§ **TRY IT**
Tally the lines below that contain the word "Users". Only the total should be given.

§ **SUPPLIED DATA**
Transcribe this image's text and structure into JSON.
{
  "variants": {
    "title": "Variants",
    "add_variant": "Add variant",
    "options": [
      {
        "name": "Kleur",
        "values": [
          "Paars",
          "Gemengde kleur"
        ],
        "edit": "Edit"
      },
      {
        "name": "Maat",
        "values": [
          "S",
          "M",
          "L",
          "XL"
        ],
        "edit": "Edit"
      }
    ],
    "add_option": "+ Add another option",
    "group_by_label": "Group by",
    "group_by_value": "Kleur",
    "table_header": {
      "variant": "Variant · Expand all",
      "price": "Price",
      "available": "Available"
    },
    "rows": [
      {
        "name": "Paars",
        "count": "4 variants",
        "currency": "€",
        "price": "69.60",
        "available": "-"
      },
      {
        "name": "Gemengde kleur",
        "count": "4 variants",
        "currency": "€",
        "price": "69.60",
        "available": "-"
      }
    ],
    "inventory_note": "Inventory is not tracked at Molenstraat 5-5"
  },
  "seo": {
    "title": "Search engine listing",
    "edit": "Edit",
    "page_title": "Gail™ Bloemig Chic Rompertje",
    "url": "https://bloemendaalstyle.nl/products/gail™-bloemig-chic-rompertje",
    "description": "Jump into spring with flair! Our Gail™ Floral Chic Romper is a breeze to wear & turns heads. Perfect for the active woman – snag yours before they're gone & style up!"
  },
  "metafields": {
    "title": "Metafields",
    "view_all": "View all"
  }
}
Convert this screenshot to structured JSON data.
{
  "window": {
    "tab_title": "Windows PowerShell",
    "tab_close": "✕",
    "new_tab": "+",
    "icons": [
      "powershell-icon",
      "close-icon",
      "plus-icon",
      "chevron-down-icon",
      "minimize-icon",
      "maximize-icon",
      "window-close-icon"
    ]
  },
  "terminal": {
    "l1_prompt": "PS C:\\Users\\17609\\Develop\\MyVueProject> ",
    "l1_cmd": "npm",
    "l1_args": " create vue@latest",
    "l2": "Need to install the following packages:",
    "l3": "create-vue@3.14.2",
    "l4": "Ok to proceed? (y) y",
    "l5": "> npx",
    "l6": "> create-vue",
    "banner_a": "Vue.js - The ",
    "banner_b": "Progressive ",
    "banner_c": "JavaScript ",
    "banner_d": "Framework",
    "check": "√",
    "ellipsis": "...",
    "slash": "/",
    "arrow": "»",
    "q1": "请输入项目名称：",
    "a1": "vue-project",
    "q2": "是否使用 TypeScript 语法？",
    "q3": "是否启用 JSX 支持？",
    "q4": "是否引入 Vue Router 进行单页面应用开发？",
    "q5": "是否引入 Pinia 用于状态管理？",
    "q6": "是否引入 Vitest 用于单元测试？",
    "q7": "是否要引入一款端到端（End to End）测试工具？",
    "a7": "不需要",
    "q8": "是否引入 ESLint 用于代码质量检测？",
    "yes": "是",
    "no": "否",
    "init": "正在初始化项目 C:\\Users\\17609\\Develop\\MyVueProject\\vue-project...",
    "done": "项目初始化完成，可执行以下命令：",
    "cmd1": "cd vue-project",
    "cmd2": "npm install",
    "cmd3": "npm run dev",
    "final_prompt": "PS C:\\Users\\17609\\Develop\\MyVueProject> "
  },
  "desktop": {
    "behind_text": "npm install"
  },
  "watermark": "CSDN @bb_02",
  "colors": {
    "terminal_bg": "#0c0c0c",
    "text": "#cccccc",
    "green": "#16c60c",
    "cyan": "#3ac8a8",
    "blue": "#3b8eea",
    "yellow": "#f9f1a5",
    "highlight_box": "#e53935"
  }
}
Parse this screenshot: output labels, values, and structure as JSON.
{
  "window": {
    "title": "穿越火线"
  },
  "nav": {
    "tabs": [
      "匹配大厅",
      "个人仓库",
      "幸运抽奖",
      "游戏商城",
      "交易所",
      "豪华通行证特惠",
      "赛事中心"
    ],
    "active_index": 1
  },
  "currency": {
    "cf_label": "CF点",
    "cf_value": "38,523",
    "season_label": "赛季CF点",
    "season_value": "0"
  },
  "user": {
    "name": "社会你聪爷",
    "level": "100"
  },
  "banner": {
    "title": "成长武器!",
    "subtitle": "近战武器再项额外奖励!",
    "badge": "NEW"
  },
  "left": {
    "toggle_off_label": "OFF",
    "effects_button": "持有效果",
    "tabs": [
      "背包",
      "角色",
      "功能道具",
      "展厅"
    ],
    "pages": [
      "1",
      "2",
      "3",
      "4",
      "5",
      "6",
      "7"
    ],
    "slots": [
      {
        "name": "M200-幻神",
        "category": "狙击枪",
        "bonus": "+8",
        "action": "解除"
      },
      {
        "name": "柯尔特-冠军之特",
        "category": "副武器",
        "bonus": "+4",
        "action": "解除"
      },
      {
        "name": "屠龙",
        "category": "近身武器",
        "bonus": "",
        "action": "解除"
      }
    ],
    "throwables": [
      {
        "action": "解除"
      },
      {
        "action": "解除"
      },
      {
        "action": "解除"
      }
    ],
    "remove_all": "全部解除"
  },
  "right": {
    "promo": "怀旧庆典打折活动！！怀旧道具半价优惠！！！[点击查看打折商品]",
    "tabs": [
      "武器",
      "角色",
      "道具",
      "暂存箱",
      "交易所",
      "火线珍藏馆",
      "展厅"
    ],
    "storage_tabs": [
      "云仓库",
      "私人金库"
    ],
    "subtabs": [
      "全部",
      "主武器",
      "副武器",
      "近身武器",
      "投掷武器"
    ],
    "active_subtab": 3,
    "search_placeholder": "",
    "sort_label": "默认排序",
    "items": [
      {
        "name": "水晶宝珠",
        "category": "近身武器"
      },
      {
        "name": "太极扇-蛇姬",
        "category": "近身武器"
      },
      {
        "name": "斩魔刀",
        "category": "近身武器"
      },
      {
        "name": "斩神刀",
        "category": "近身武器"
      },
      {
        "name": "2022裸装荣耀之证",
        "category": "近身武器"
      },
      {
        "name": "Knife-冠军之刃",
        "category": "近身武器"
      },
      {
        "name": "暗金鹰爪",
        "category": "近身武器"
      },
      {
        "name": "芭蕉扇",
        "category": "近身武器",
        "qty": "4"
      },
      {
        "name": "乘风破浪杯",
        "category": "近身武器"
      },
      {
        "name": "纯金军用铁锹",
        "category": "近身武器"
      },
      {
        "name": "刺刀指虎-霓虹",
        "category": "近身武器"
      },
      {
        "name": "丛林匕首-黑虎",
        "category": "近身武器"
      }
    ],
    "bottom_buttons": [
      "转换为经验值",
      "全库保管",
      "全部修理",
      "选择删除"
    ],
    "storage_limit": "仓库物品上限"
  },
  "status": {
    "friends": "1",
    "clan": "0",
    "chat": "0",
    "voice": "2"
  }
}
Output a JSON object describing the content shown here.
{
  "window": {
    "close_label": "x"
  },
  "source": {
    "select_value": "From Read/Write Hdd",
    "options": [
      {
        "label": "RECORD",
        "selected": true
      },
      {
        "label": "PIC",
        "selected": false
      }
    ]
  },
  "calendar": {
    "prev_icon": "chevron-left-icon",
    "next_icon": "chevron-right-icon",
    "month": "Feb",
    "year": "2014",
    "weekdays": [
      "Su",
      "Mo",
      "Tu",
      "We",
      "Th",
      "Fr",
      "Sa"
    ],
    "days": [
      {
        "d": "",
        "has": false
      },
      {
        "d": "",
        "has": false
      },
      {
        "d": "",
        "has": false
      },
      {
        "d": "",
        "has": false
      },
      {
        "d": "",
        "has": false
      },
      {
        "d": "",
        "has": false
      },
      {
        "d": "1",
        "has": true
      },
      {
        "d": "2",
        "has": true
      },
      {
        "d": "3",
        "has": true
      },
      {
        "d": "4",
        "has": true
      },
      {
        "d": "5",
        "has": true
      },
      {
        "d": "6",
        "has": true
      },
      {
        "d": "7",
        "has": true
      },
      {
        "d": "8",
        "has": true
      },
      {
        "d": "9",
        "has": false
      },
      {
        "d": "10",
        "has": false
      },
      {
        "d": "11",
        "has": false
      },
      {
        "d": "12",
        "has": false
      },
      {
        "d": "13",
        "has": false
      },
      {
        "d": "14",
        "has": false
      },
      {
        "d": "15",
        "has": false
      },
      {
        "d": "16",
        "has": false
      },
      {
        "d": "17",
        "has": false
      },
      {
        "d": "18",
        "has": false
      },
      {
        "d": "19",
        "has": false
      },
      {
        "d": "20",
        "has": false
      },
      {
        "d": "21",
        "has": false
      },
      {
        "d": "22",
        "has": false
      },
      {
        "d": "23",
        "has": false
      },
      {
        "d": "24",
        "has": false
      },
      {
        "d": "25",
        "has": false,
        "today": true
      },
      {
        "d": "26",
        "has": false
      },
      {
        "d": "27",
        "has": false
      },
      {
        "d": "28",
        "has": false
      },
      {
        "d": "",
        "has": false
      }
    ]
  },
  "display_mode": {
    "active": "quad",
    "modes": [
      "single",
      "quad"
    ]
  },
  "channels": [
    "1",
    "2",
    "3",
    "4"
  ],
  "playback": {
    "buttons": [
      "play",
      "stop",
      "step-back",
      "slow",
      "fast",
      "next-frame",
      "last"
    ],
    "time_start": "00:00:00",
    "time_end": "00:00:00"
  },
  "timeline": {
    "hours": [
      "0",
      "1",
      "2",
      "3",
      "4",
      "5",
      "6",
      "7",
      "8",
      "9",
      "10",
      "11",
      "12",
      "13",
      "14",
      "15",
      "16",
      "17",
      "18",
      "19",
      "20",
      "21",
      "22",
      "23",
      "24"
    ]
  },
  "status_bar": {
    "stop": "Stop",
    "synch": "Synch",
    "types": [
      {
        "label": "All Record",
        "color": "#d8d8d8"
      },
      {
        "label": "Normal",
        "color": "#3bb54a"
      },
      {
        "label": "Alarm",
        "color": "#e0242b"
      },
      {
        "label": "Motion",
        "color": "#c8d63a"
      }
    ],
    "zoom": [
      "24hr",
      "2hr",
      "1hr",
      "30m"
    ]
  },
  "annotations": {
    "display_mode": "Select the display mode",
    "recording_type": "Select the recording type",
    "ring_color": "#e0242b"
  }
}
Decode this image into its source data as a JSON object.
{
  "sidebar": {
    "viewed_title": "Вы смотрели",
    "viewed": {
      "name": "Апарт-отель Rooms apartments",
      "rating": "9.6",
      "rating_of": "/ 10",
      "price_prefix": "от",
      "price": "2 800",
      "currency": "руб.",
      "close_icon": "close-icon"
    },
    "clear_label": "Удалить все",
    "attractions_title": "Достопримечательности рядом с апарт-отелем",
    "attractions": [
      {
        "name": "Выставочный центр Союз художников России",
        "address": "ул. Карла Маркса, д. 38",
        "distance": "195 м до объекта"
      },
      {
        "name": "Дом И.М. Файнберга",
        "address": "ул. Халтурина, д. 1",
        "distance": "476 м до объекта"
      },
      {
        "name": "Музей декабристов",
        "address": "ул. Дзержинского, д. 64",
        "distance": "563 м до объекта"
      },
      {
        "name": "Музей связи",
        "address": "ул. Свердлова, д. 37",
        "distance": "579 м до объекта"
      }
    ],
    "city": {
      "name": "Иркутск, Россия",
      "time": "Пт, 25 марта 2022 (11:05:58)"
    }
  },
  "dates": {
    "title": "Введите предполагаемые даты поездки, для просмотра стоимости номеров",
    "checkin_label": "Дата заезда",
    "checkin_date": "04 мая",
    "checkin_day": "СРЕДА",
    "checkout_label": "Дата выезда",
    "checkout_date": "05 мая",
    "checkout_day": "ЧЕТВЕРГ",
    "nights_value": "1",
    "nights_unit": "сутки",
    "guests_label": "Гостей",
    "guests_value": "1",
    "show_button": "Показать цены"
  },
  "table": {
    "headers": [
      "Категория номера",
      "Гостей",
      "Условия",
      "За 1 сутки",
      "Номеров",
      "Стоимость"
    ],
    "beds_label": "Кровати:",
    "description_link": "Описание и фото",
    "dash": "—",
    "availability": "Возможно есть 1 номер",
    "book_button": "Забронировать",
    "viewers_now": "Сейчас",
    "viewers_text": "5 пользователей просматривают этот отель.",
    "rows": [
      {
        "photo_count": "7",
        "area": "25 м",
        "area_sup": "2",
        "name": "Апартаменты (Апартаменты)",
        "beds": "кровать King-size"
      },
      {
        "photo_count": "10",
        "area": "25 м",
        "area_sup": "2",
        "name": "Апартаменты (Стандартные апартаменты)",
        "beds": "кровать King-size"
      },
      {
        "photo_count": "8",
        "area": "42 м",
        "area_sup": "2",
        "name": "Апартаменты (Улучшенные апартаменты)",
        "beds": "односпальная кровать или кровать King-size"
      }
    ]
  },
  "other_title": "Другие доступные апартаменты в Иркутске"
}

§ **SOLUTION FOR THIS TASK**
3